Democrat Barack Obama says his proposals to stimulate the sluggish U.S. economy will serve the interests of average Americans better than those of his Republican rival, John McCain.
The Illinois senator and presumptive Democratic nominee for president tells Michele Norris that his economic agenda is more "meaningful" for the U.S. and "fiscally responsible." Obama spoke to NPR from St. Louis, where he spent the second day of a two-week-long tour of battleground states.
Meanwhile, McCain, the presumptive Republican nominee, told a small-business conference in Washington on Tuesday that Obama's proposals would result in higher taxes for business and steeper overhead costs — statements Obama called "misleading."
With gas prices soaring past $4 a gallon, economic issues have taken center stage in this presidential campaign.
"What's going on right now is that people feel like their American dream is slipping away from them, that our children may not have the same opportunities that we did," Obama said. "And there's something fundamentally un-American about that ... Frankly, John McCain's agenda simply continues the same economic approach that we've had over the last eight years that's not working."
Obama laid out how he can beat McCain in November and win the battleground states that have a strong manufacturing base. One of the most important ways, he says, is to listen to and empathize with voters.
"You hear a teacher in South Dakota tell you that she's got to give up her a job teaching on an Indian reservation — a job she loves — because she can't afford to fill up the gas tank," Obama said. "Or you hear a gentleman in North Carolina explain how his daughters have cystic fibrosis, and when they got sick, he lost his home and is on the verge of bankruptcy. It doesn't take a lot of conversations for you to realize that people are hurting. And they're hurting deeply."
If elected in November, Obama says his top priorities would include to stop "adding to our debt." He would eliminate some of the Bush tax cuts aimed at the wealthiest Americans and, instead, put that money toward health care. And he would focus on fixing U.S. energy policy.
By investing in alternative fuels, and encouraging auto companies to retool cars and trucks to make them more fuel efficient, gas prices can be lowered over the long term, Obama says. But he acknowledges that because of growing demand in China and India, there is no short-term remedy besides trying to give Americans more spending money with tax cuts.
Ultimately, Obama says, Americans are going to vote for the candidate who best appeals to their interest.
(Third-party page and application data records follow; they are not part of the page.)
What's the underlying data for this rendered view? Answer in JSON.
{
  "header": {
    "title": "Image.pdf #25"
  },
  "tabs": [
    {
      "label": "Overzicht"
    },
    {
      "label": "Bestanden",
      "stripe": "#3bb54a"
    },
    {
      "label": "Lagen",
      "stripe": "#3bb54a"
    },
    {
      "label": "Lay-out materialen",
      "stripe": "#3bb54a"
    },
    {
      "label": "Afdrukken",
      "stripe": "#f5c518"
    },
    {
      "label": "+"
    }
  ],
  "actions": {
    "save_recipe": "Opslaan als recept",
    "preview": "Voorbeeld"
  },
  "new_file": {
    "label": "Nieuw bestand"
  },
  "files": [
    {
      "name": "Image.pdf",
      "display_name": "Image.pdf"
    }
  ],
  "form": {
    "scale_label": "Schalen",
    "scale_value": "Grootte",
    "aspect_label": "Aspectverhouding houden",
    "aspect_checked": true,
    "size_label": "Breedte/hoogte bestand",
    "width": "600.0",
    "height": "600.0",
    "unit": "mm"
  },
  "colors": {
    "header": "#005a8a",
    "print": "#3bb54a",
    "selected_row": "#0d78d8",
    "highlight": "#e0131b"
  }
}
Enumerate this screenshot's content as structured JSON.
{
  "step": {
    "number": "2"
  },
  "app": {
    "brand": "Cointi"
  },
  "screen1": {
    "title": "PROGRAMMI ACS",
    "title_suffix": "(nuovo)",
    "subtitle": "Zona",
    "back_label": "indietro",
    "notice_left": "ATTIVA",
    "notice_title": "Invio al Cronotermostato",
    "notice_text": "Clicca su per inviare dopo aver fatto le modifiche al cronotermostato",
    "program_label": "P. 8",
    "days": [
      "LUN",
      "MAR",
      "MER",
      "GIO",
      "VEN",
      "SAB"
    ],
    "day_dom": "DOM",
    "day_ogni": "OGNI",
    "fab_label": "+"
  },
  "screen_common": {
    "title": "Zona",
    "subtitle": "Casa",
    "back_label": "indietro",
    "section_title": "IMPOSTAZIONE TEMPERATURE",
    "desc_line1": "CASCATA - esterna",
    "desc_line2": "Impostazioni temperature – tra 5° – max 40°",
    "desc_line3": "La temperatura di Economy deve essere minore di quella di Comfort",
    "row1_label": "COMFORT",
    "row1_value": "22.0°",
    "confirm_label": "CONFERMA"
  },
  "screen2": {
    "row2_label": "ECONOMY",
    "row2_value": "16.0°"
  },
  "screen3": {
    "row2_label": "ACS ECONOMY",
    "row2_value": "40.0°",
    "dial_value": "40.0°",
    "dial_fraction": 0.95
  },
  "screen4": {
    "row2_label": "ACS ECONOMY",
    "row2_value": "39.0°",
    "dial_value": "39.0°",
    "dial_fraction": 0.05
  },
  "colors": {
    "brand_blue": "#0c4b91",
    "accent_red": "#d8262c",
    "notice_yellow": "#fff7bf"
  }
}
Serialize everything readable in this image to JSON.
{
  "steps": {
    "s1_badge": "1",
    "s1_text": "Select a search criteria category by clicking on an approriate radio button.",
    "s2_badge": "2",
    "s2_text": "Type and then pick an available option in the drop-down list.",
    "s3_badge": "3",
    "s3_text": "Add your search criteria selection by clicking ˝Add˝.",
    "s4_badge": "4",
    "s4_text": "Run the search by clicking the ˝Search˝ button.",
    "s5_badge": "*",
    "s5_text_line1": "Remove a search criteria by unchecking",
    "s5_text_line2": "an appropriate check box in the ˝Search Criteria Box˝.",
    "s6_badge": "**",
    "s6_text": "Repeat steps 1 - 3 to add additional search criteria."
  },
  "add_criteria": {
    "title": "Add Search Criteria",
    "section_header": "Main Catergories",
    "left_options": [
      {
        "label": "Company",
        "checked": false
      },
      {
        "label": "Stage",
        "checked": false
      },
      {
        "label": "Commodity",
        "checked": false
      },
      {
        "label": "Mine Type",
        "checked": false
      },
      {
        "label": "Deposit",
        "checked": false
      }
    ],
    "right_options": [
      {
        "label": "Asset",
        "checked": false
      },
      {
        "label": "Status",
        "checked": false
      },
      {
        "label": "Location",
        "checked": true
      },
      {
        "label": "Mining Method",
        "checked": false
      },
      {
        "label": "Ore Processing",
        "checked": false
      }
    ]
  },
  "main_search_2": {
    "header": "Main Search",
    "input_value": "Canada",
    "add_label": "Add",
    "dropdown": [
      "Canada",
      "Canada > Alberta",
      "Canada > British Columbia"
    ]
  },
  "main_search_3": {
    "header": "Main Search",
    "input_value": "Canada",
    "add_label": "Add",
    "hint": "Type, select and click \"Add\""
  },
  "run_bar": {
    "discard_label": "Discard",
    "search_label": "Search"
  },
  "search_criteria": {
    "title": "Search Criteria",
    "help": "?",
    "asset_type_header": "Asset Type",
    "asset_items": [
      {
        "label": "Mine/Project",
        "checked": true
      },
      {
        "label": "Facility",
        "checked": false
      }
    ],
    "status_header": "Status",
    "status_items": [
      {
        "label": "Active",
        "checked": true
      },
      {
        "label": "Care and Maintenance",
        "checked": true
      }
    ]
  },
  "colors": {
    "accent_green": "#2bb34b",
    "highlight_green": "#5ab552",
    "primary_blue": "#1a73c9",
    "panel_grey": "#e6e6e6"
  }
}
"If they hear that my economic plan involves giving them a tax cut, putting more money in their pockets, providing health care, making sure that their retirements are more secure, making sure that they can afford to send their kids to college, and they look at the contrast to John McCain's plan — which is $300 billion in new tax breaks for wealthy corporations and CEOs — that's going to be a contrast that they take into the ballot box, and I think we can do very well," he said.